We are seeking to involve people living with multiple joints affected by osteoarthritis. E.g. A person who got a first diagnosis of osteoarthritis in the hand and years later a new diagnosis of osteoarthritis in the knee.
Other example: a person who started with a diagnosis of osteoarthritis in the hip and after that was diagnosed with a generalised osteoarthritis in other regions of her/his body.
We are looking for people aged 45 or more.
Both sexes are welcome bearing in mind osteoarthritis is more common in women.
We are looking between 5 to 10 participants. They would complete some questionnaires to help in the study design. They would select relevant outcomes to them from a list.
About the study:
Multi-site osteoarthritis has been shown to be associated with more severe pain and worse health-related quality of life compared to single-site osteoarthritis. Therefore, the identification of progression to multi-site osteoarthritis will help clinicians to delineate subgroups of osteoarthritis patients that will benefit from a specific treatment and prevention strategies.
In this study, we will use the QResearch database of patients in primary care. This is the largest general practice research database in the UK, and it contains over 35 million patients ever registered with 7,500 general practices.
We will identify patients with a first diagnosis of osteoarthritis in one site (the back, shoulder, wrist, hand, hip, knee, ankle, or foot), then identify later osteoarthritis diagnoses in other sites over time (secondary diagnoses). We will classify these patients into predetermined subgroups by whether and how their osteoarthritis progressed from that first site to other joint sites. We will then aim to define patient groups with different characteristics using a wide variety of demographic, life-style and clinical factors.
The deadline for the submission of the first stage of the grant application will be 11 November 2020. If the grant is successful we will be able to cover PPI costs around September 2021.
University of Oxford/Nuffield Department of Primary Care Health Sciences

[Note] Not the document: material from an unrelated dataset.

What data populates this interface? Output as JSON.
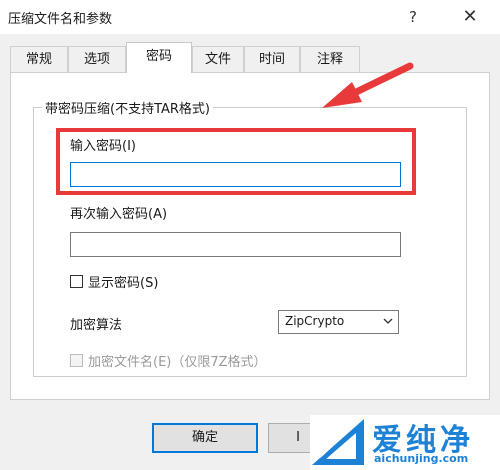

Cesar Garriga, PhD
Nuffield Department of Primary Care Health Sciences,
University of Oxford,
Radcliffe Observatory Quarter,
Oxford OX2 6GG